Task data:
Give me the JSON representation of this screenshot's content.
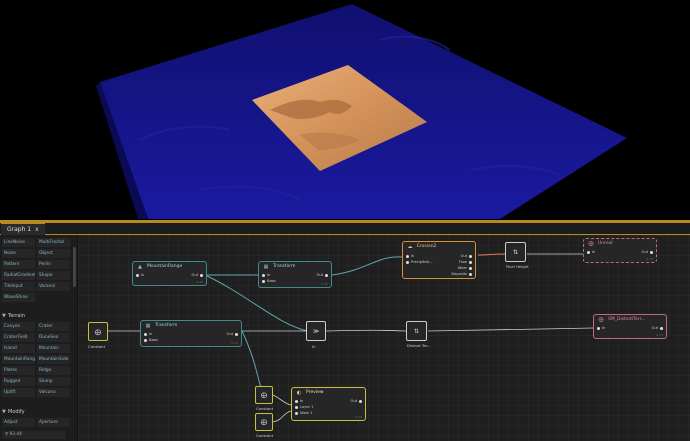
{
  "graph_tab": {
    "label": "Graph 1",
    "close_glyph": "x"
  },
  "library": {
    "items_top": [
      [
        "LineNoise",
        "MultiFractal"
      ],
      [
        "Noise",
        "Object"
      ],
      [
        "Pattern",
        "Perlin"
      ],
      [
        "RadialGradient",
        "Shape"
      ],
      [
        "TileInput",
        "Voronoi"
      ],
      [
        "WaveShine",
        ""
      ]
    ],
    "sections": [
      {
        "name": "Terrain",
        "items": [
          [
            "Canyon",
            "Crater"
          ],
          [
            "CraterField",
            "DuneSea"
          ],
          [
            "Island",
            "Mountain"
          ],
          [
            "MountainRange",
            "MountainSide"
          ],
          [
            "Plates",
            "Ridge"
          ],
          [
            "Rugged",
            "Slump"
          ],
          [
            "Uplift",
            "Volcano"
          ]
        ]
      },
      {
        "name": "Modify",
        "items": [
          [
            "Adjust",
            "Aperture"
          ]
        ]
      }
    ],
    "zoom_text": "93.44"
  },
  "nodes": {
    "mountain_range": {
      "title": "MountainRange",
      "in": "In",
      "out": "Out",
      "version": "0.15"
    },
    "transform_a": {
      "title": "Transform",
      "in": "In",
      "base": "Base",
      "out": "Out",
      "version": "0.15"
    },
    "erosion": {
      "title": "Erosion2",
      "ports_in": [
        "In",
        "Precipitati..."
      ],
      "ports_out": [
        "Out",
        "Flow",
        "Wear",
        "Deposits"
      ],
      "version": "0.15"
    },
    "final_height": {
      "caption": "Final Height"
    },
    "unreal": {
      "title": "Unreal",
      "in": "In",
      "out": "Out",
      "version": "0.15"
    },
    "constant_a": {
      "caption": "Constant"
    },
    "transform_b": {
      "title": "Transform",
      "in": "In",
      "base": "Base",
      "out": "Out",
      "version": "0.15"
    },
    "combine": {
      "caption": "In"
    },
    "distant_terrain_small": {
      "caption": "Distant Ter..."
    },
    "sm_distant": {
      "title": "SM_DistantTerr...",
      "in": "In",
      "out": "Out",
      "version": "0.15"
    },
    "constant_b": {
      "caption": "Constant"
    },
    "constant_c": {
      "caption": "Constant"
    },
    "preview": {
      "title": "Preview",
      "ports_in": [
        "In",
        "Layer 1",
        "Mask 1"
      ],
      "out": "Out",
      "version": "0.15"
    }
  },
  "colors": {
    "ocean": "#14148c",
    "terrain": "#d99a62",
    "accent": "#b58a1e",
    "node_teal": "#3f8a8e",
    "node_orange": "#d9903a",
    "node_pink": "#c06a80",
    "node_yellow": "#c8c040"
  }
}
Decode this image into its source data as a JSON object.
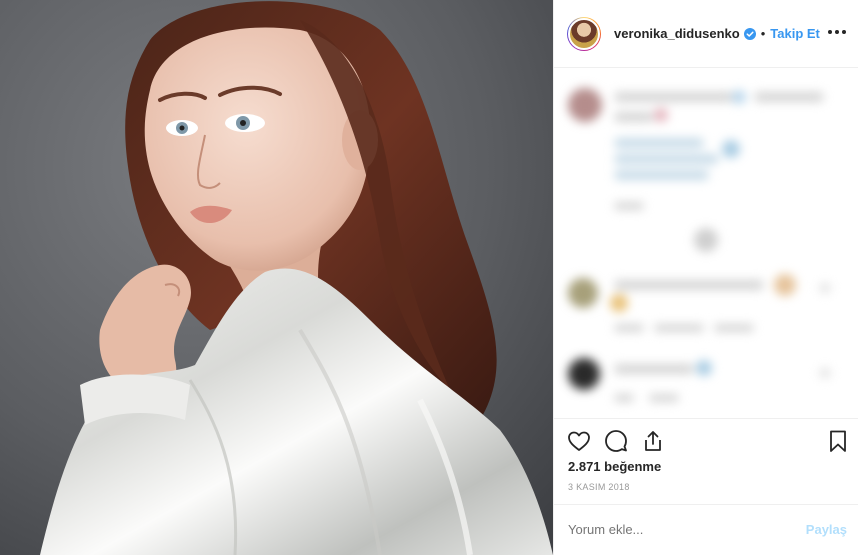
{
  "post": {
    "username": "veronika_didusenko",
    "verified": true,
    "separator": "•",
    "follow_label": "Takip Et",
    "likes_text": "2.871 beğenme",
    "date_text": "3 KASIM 2018"
  },
  "comment_box": {
    "placeholder": "Yorum ekle...",
    "share_label": "Paylaş"
  },
  "icons": {
    "more": "more-options-icon",
    "like": "heart-icon",
    "comment": "comment-icon",
    "share": "share-icon",
    "save": "bookmark-icon",
    "verified": "verified-badge-icon"
  },
  "colors": {
    "link_blue": "#3897f0",
    "share_disabled": "#b2dffc",
    "text": "#262626",
    "muted": "#999999",
    "border": "#efefef"
  }
}
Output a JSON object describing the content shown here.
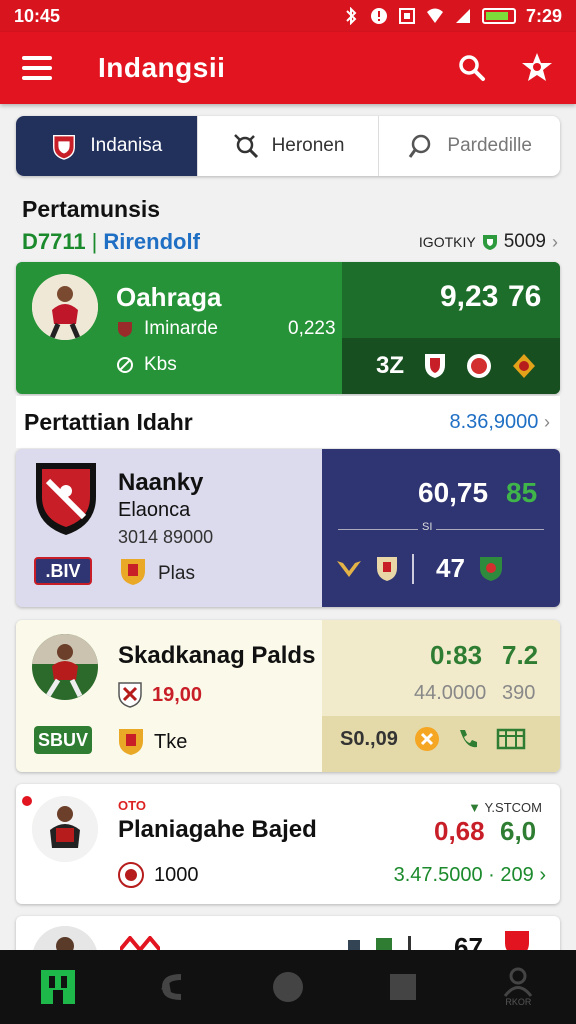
{
  "status_bar": {
    "time_left": "10:45",
    "time_right": "7:29"
  },
  "app_bar": {
    "title": "Indangsii",
    "menu_icon": "hamburger-icon",
    "search_icon": "search-icon",
    "profile_icon": "star-person-icon"
  },
  "tabs": [
    {
      "label": "Indanisa",
      "icon": "club-badge-icon",
      "active": true
    },
    {
      "label": "Heronen",
      "icon": "wrench-search-icon",
      "active": false
    },
    {
      "label": "Pardedille",
      "icon": "search-icon",
      "active": false
    }
  ],
  "section1": {
    "title": "Pertamunsis",
    "code": "D7711",
    "link": "Rirendolf",
    "meta_label": "IGOTKIY",
    "meta_value": "5009"
  },
  "card1": {
    "name": "Oahraga",
    "line1": "Iminarde",
    "line2": "Kbs",
    "value": "0,223",
    "big_left": "9,23",
    "big_right": "76",
    "bottom_number": "3Z"
  },
  "section2": {
    "title": "Pertattian Idahr",
    "link": "8.36,9000"
  },
  "card2": {
    "name": "Naanky",
    "sub": "Elaonca",
    "numbers": "3014 89000",
    "badge": ".BIV",
    "label": "Plas",
    "big_left": "60,75",
    "big_right": "85",
    "small_label": "SI",
    "bottom_number": "47"
  },
  "card3": {
    "name": "Skadkanag Palds",
    "price": "19,00",
    "badge": "SBUV",
    "label": "Tke",
    "big_left": "0:83",
    "big_right": "7.2",
    "mid_left": "44.0000",
    "mid_right": "390",
    "strip_value": "S0.,09"
  },
  "card4": {
    "tag": "OTO",
    "name": "Planiagahe Bajed",
    "value": "1000",
    "top_right": "Y.STCOM",
    "big_left": "0,68",
    "big_right": "6,0",
    "footer_left": "3.47.5000",
    "footer_right": "209"
  },
  "card5": {
    "big": "67"
  },
  "bottom_nav": {
    "profile_label": "RKOR"
  },
  "colors": {
    "primary_red": "#e1141f",
    "green": "#279338",
    "navy": "#2f3472",
    "tab_active": "#22305c"
  }
}
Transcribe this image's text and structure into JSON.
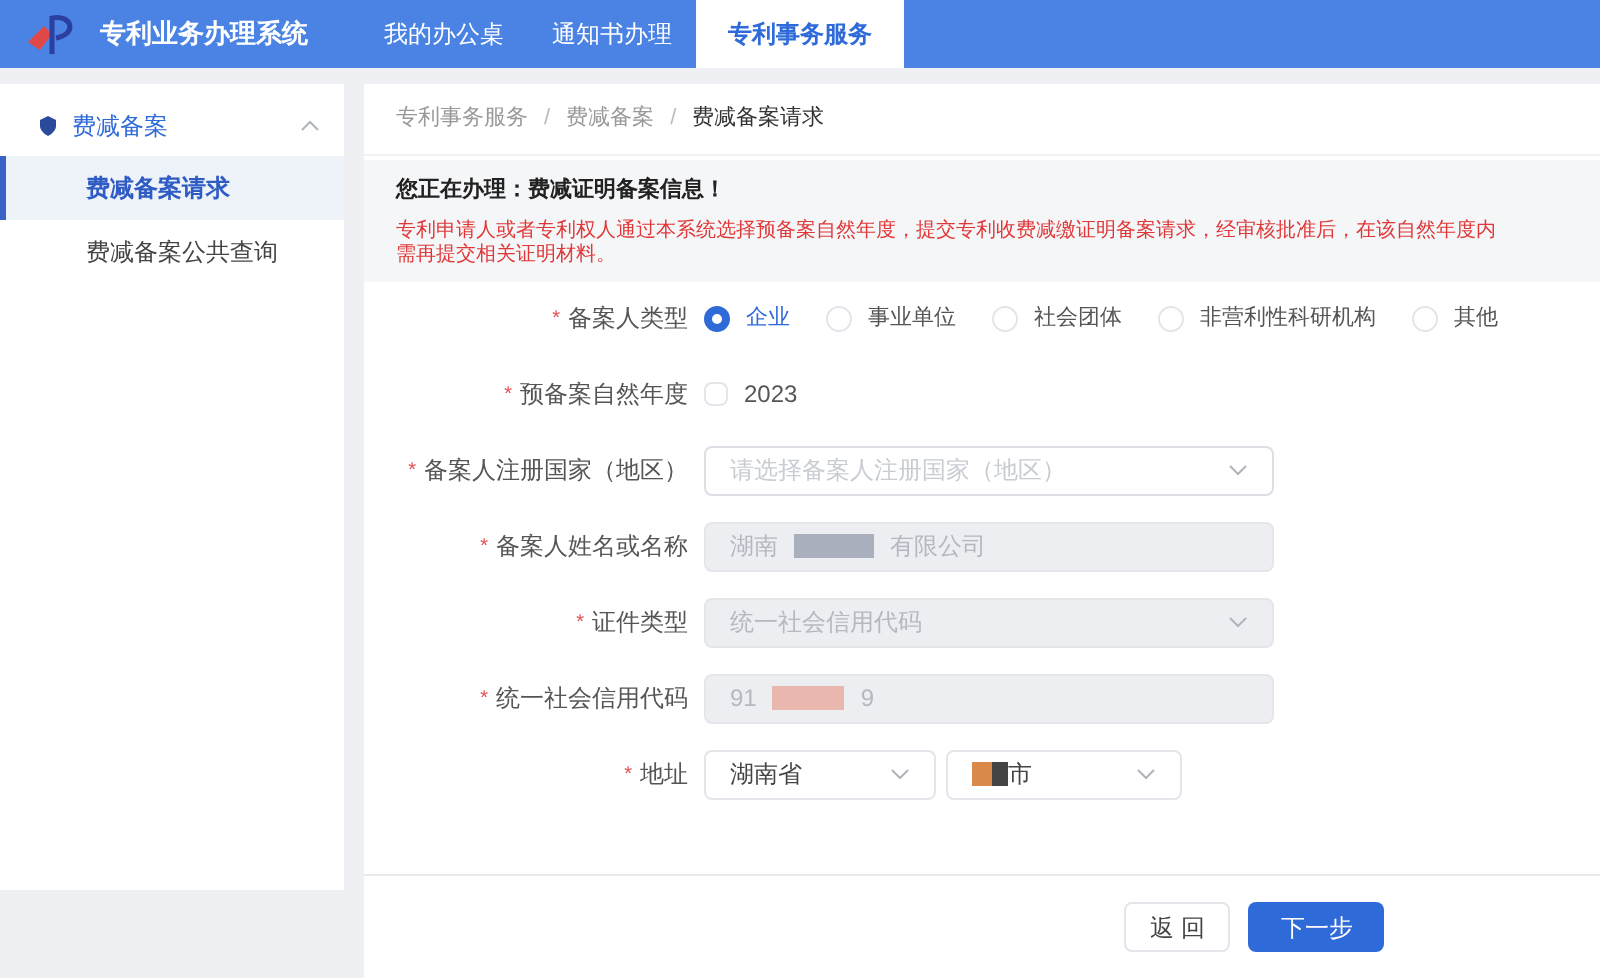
{
  "header": {
    "title": "专利业务办理系统",
    "tabs": [
      {
        "label": "我的办公桌",
        "selected": false
      },
      {
        "label": "通知书办理",
        "selected": false
      },
      {
        "label": "专利事务服务",
        "selected": true
      }
    ]
  },
  "sidebar": {
    "group": {
      "label": "费减备案",
      "expanded": true,
      "children": [
        {
          "label": "费减备案请求",
          "selected": true
        },
        {
          "label": "费减备案公共查询",
          "selected": false
        }
      ]
    }
  },
  "breadcrumb": [
    "专利事务服务",
    "费减备案",
    "费减备案请求"
  ],
  "breadcrumb_separator": "/",
  "notice": {
    "title": "您正在办理：费减证明备案信息！",
    "lines": [
      "专利申请人或者专利权人通过本系统选择预备案自然年度，提交专利收费减缴证明备案请求，经审核批准后，在该自然年度内",
      "需再提交相关证明材料。"
    ]
  },
  "fields": [
    {
      "kind": "radio",
      "mark": "*",
      "label": "备案人类型",
      "options": [
        {
          "label": "企业",
          "selected": true
        },
        {
          "label": "事业单位",
          "selected": false
        },
        {
          "label": "社会团体",
          "selected": false
        },
        {
          "label": "非营利性科研机构",
          "selected": false
        },
        {
          "label": "其他",
          "selected": false
        }
      ]
    },
    {
      "kind": "checkbox",
      "mark": "*",
      "label": "预备案自然年度",
      "options": [
        {
          "label": "2023",
          "checked": false
        }
      ]
    },
    {
      "kind": "select",
      "mark": "*",
      "label": "备案人注册国家（地区）",
      "placeholder": "请选择备案人注册国家（地区）",
      "disabled": false
    },
    {
      "kind": "text",
      "mark": "*",
      "label": "备案人姓名或名称",
      "value_start": "湖南",
      "value_end": "有限公司",
      "redacted": true,
      "disabled": true
    },
    {
      "kind": "select",
      "mark": "*",
      "label": "证件类型",
      "value": "统一社会信用代码",
      "disabled": true
    },
    {
      "kind": "text",
      "mark": "*",
      "label": "统一社会信用代码",
      "value_start": "91",
      "value_end": "9",
      "redacted": true,
      "disabled": true
    },
    {
      "kind": "address",
      "mark": "*",
      "label": "地址",
      "selects": [
        {
          "value": "湖南省",
          "redacted": false
        },
        {
          "value": "市",
          "redacted": true
        }
      ]
    }
  ],
  "buttons": [
    {
      "label": "返 回",
      "kind": "secondary"
    },
    {
      "label": "下一步",
      "kind": "primary"
    }
  ]
}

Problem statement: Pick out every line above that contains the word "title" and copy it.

Output of the task:
      "title": "MountainRange",
      "title": "Transform",
      "title": "Erosion2",
      "title": "Unreal",
      "title": "Transform",
      "title": "SM_DistantTerr...",
      "title": "Preview",
    "title": "Indangsii",
    "title": "Pertamunsis",
    "title": "Pertattian Idahr",
    "title": "专利业务办理系统",
    "title": "您正在办理：费减证明备案信息！",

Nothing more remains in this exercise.